Tyler, Texas (WIRED) -- After threatening web companies for more than a decade, Michael Doyle and his patent-holding company Eolas Technologies — named after the Irish word for knowledge — may be finished.
An eight-member federal jury in East Texas deliberated Thursday for just a few hours before concluding that all of Eolas' asserted claims of ownership to technology allowing access to the interactive web were invalid.
That means the three upcoming trials that were scheduled to rule on infringement and damages, for Google, Yahoo and other companies, have been canceled. The eight defendant companies who resisted the lawsuits won't pay anything to Eolas or its partner, the University of California, for using the web.
Eolas maintained its patents entitled the company to royalty payments from just about anyone running a website with "interactive" features, like rotating pictures or streaming video.

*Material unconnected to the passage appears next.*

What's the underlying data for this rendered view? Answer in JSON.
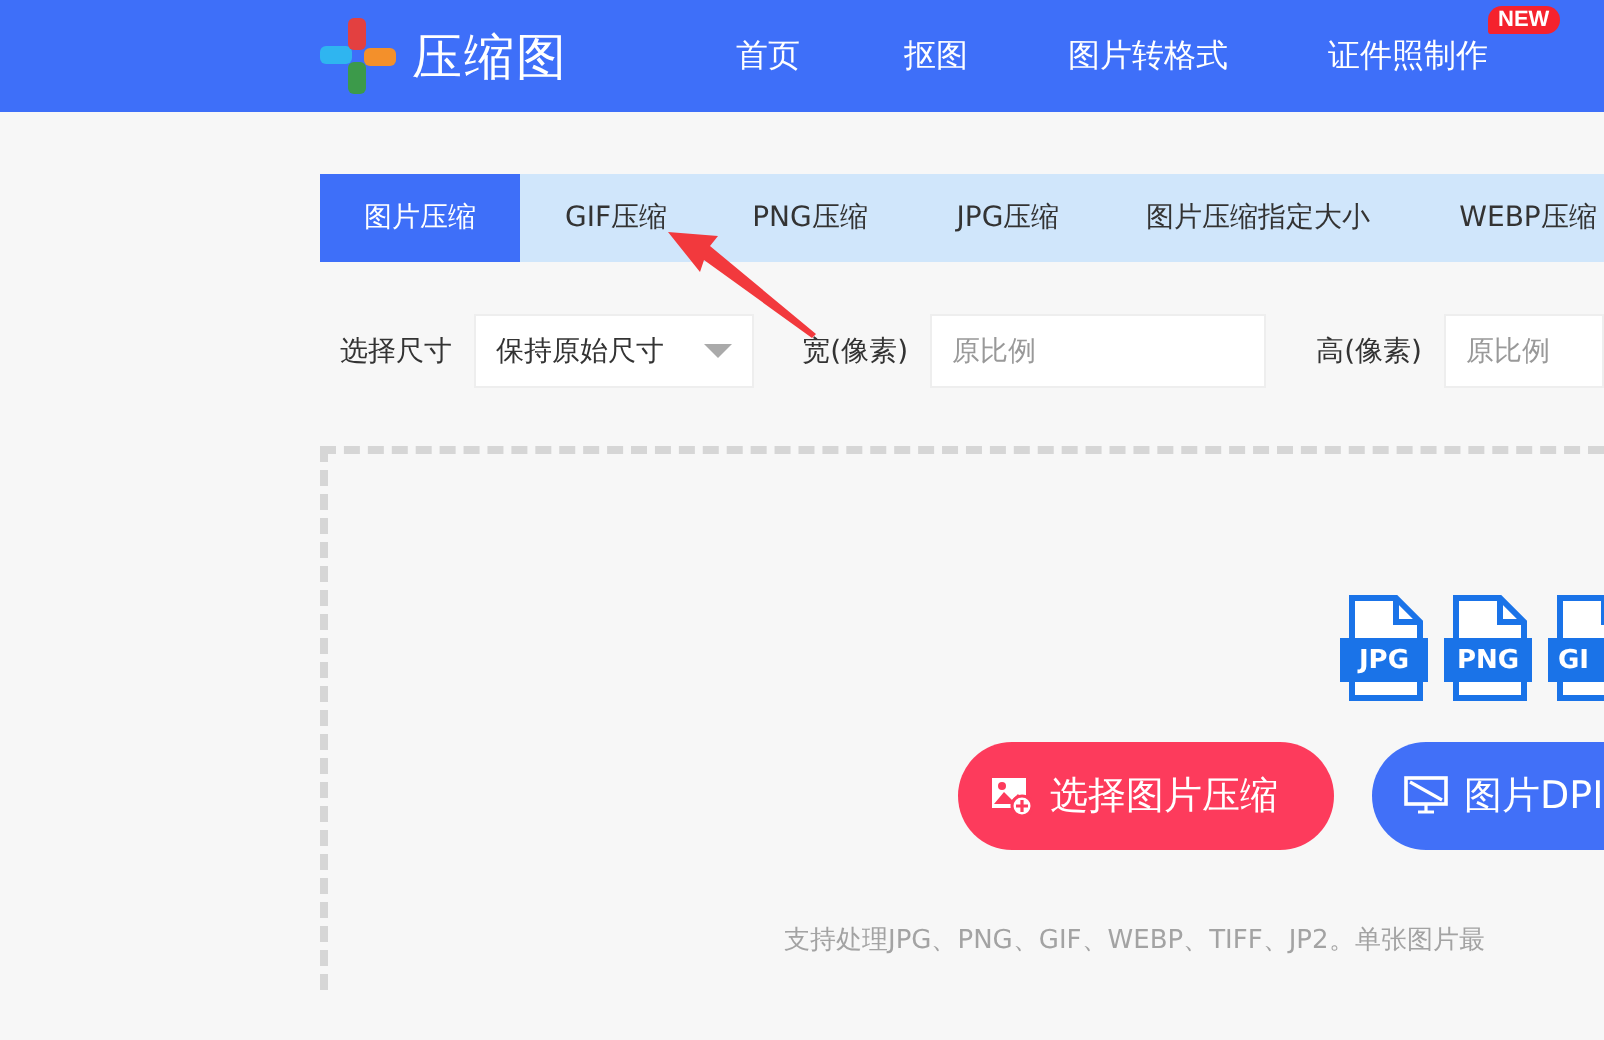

The chief issue in the case was whether the first computer program that allowed access to an "interactive web" was created by the little-known Chicago biologist Doyle, who runs Eolas out of Chicago. Or was it one of the web pioneers put on the stand by the defendant companies — such as Pei-Yuan Wei and his Viola browser, or Dave Raggett and his tag?

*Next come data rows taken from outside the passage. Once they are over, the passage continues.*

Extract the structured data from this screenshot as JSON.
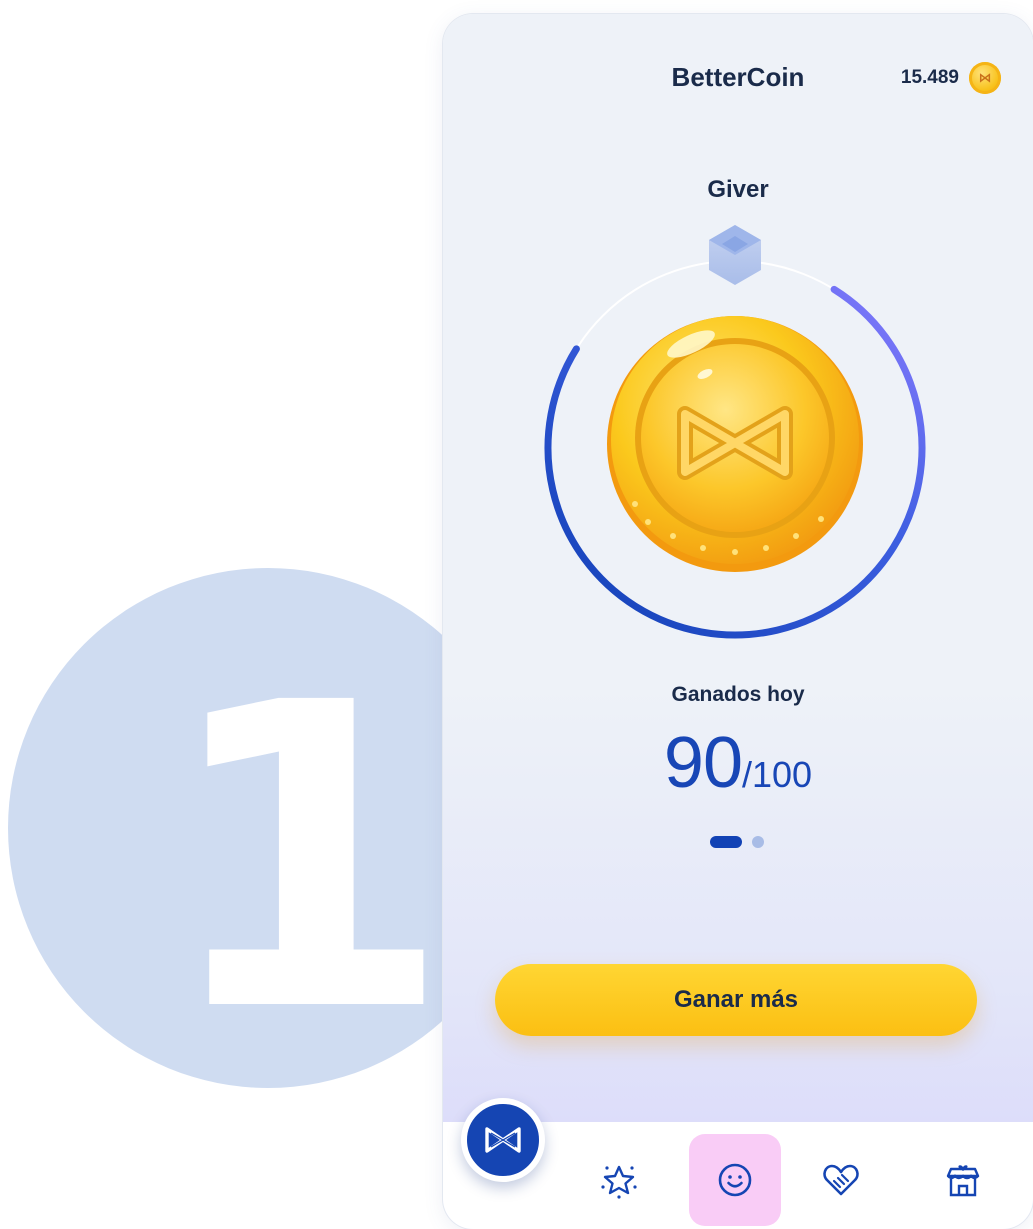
{
  "app": {
    "title": "BetterCoin"
  },
  "balance": {
    "value": "15.489",
    "icon": "coin-icon"
  },
  "level": {
    "name": "Giver",
    "progress": 0.75,
    "icon": "cube-icon"
  },
  "earned_today": {
    "label": "Ganados hoy",
    "value": "90",
    "total": "/100"
  },
  "pager": {
    "pages": 2,
    "active": 1
  },
  "cta": {
    "label": "Ganar más"
  },
  "step": {
    "number": "1"
  },
  "tabs": [
    {
      "icon": "brand-logo-icon",
      "active": false
    },
    {
      "icon": "star-icon",
      "active": false
    },
    {
      "icon": "smile-icon",
      "active": true
    },
    {
      "icon": "handshake-heart-icon",
      "active": false
    },
    {
      "icon": "store-icon",
      "active": false
    }
  ],
  "colors": {
    "accent": "#1545b3",
    "ring_start": "#1142b5",
    "ring_end": "#8176ff",
    "coin": "#f8c21c",
    "cta": "#fbbf12",
    "active_tab": "#f9ccf6",
    "step_badge": "#cfdcf1"
  }
}
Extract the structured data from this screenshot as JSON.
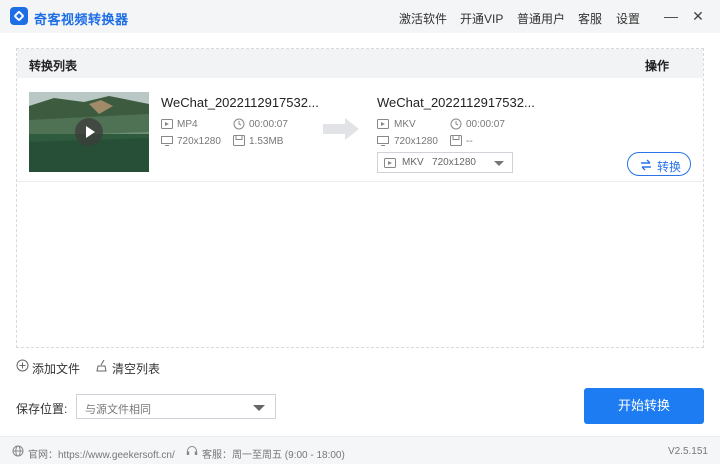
{
  "app": {
    "title": "奇客视频转换器"
  },
  "menu": {
    "activate": "激活软件",
    "vip": "开通VIP",
    "user": "普通用户",
    "service": "客服",
    "settings": "设置"
  },
  "list": {
    "title": "转换列表",
    "ops": "操作"
  },
  "file": {
    "source": {
      "name": "WeChat_2022112917532...",
      "format": "MP4",
      "duration": "00:00:07",
      "resolution": "720x1280",
      "size": "1.53MB"
    },
    "target": {
      "name": "WeChat_2022112917532...",
      "format": "MKV",
      "duration": "00:00:07",
      "resolution": "720x1280",
      "size": "--"
    },
    "output_select": {
      "format": "MKV",
      "resolution": "720x1280"
    },
    "convert_label": "转换"
  },
  "toolbar": {
    "add_file": "添加文件",
    "clear_list": "清空列表"
  },
  "save": {
    "label": "保存位置:",
    "value": "与源文件相同"
  },
  "start_label": "开始转换",
  "footer": {
    "website": "官网：https://www.geekersoft.cn/",
    "service": "客服：周一至周五 (9:00 - 18:00)",
    "version": "V2.5.151"
  },
  "colors": {
    "accent": "#1e7cf2",
    "title": "#1e6ee6"
  }
}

The dueling teams of lawyers have spent millions creating elaborate presentations, trying for the last three days to convince a jury of average folks in a federal district court in eastern Texas that their side was right.
If the jury had upheld the patents, there would have been a potentially brutal damages phase in which Google, YouTube, Yahoo, Amazon, Adobe, JC Penney, CDW Corp. and Staples would have been sued for infringement and been asked for more than $600 million in damages, with the majority of that coming from Google and Yahoo.
The Eolas patents were denounced for years before this week's landmark trial, but managed to survive repeated re-exams at the United States Patent and Trade Office.
However, Thursday's verdict is likely a setback Eolas can't overcome. It may well be appealed, but that will be a long process, and in the meantime Eolas won't be able to go after new targets.
After the trial, Judge Leonard Davis visited with the jurors a while, as is his custom. They were awed, I'm told—as they often are—why such an important web case ended up in Tyler.
Apparently they were a little star-struck by Tim Berners-Lee, although you certainly couldn't tell during trial.
At "Rick's on the Square" opposite the courthouse, defense lawyers were celebrating. There was a giddy atmosphere; these folks truly felt like they saved the Web today.
As for the winner's reactions: Yahoo spokeswoman Dana Lengkeek said: "Yahoo is pleased with the outcome of the case and the jury's decision, and we thank the jury for their time and commitment to this case. Yahoo respects intellectual property and will continue to protect its freedom to operate by defending itself against meritless claims."
Google spokesman Jim Prosser was less effusive. "We are pleased that the court found the patents invalid, as it affirms our assertion that the claims are without merit," Prosser said.
Despite winning, Amazon declined to comment.
Lead Eolas attorney Mike McKool did not return a call seeking comment.
As for the many companies that settled with Eolas, they might be regretting that pragmatic decision in light of the verdict.
Those companies include: Apple, Argosy Publishing, Blockbuster, Citigroup, eBay, Frito-Lay, JP Morgan Chase, New Frontier Media, Office Depot, Perot Systems, Playboy Enterprises International, Rent-A-Center, Sun Microsystems (bought by Oracle while this litigation was underway), and Texas Instruments.